■ WORK ORDER
Filter the listing for lines containing "view".

════

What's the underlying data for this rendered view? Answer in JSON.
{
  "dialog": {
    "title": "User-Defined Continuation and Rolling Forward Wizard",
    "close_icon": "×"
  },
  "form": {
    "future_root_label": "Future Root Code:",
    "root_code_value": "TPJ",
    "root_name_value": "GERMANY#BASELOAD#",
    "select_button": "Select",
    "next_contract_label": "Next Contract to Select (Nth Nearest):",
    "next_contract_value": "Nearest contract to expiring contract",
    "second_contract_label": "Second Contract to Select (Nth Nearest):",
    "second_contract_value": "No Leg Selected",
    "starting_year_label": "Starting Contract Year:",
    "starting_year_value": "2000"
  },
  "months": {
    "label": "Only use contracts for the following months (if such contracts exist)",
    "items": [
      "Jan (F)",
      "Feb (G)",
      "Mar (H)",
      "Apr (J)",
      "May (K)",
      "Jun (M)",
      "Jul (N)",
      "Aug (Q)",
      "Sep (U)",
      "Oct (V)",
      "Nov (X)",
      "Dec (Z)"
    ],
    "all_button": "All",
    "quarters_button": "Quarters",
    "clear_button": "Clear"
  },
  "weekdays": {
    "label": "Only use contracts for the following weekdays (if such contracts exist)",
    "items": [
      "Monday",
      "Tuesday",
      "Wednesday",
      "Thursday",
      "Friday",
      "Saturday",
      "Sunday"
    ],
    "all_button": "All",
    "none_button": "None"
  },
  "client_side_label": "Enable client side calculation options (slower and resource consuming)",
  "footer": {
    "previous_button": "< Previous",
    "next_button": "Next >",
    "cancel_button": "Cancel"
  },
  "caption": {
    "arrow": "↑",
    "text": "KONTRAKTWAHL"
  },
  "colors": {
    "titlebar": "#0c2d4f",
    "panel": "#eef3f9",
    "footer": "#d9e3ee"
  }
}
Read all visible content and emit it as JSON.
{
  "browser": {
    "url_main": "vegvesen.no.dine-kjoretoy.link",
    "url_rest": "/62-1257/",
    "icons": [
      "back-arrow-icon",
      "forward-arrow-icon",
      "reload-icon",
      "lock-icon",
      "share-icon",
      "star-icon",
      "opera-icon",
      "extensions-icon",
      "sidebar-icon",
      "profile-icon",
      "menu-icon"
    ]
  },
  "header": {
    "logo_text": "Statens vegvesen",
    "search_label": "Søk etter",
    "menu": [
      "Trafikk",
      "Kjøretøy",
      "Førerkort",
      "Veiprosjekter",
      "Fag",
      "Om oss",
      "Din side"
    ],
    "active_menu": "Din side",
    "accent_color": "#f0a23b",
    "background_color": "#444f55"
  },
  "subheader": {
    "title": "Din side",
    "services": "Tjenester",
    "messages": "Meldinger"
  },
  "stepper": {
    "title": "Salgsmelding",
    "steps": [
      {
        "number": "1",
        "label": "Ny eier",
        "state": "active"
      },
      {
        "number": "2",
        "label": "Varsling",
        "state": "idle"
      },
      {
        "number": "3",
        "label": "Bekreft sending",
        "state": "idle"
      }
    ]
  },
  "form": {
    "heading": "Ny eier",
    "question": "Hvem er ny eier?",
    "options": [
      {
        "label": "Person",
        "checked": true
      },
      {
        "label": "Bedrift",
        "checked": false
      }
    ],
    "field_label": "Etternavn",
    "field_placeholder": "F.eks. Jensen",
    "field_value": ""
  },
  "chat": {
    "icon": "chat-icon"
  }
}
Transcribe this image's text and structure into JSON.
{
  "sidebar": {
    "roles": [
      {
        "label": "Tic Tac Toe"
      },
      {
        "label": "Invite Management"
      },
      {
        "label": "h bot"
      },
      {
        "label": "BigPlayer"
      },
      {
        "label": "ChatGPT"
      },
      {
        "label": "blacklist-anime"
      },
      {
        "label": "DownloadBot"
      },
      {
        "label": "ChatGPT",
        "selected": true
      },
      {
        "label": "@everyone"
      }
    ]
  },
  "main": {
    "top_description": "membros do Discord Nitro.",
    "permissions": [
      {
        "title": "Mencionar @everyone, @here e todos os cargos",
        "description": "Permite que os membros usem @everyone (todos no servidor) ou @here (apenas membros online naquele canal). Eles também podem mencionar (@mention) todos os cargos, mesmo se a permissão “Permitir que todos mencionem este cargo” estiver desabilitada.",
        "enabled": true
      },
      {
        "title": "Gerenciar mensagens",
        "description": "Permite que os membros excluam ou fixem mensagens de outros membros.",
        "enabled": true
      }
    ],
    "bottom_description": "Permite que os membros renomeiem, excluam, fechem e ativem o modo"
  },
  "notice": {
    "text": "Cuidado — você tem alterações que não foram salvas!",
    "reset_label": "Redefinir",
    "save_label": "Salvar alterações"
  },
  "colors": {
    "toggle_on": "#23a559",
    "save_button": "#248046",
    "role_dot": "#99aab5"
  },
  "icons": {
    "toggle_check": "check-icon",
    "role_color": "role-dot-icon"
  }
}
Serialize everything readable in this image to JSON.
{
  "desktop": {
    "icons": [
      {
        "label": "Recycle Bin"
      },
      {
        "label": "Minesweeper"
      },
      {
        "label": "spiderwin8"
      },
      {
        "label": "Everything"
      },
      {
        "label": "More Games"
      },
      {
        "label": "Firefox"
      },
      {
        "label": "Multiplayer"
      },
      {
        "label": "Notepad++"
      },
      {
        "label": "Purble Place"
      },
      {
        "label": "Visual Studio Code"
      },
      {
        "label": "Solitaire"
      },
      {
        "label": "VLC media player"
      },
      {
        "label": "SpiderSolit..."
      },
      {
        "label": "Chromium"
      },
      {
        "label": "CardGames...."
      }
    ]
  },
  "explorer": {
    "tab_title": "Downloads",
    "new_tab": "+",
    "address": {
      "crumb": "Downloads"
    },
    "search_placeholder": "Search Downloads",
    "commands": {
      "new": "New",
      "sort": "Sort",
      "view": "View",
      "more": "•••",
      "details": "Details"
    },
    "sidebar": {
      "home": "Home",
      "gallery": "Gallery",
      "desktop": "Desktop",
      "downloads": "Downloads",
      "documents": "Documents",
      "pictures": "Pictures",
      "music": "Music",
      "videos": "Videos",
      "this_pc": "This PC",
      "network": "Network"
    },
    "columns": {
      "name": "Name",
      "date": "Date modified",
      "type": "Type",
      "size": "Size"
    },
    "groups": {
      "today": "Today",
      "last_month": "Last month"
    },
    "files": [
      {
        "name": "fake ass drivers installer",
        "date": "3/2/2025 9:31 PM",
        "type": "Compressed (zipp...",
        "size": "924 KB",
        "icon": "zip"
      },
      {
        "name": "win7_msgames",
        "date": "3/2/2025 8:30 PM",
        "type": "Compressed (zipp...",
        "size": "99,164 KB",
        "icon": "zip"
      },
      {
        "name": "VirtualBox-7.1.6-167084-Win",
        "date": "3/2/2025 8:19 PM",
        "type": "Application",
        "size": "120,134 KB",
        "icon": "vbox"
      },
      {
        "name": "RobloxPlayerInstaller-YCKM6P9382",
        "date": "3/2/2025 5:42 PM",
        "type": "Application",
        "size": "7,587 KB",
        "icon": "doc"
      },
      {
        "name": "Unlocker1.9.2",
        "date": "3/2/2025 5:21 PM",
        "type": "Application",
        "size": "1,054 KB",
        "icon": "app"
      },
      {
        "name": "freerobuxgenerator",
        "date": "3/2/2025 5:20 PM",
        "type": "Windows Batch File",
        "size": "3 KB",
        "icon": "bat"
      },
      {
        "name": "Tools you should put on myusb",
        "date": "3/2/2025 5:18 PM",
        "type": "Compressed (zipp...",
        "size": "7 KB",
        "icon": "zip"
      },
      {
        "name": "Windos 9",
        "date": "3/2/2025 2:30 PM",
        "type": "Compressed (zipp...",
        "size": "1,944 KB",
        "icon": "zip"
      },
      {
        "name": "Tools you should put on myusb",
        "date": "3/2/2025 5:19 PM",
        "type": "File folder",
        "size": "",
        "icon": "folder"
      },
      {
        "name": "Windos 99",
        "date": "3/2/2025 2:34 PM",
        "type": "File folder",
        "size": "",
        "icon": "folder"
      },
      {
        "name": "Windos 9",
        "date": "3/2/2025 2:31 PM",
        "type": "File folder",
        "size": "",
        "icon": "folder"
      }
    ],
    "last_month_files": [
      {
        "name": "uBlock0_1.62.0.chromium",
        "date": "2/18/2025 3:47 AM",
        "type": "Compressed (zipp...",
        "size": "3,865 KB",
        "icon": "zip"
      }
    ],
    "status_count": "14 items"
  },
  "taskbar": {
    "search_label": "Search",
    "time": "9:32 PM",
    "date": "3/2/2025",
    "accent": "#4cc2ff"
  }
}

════

■ SOLUTION FOR THIS TASK
What's the underlying data for this rendered view? Answer in JSON.
      "view": "View",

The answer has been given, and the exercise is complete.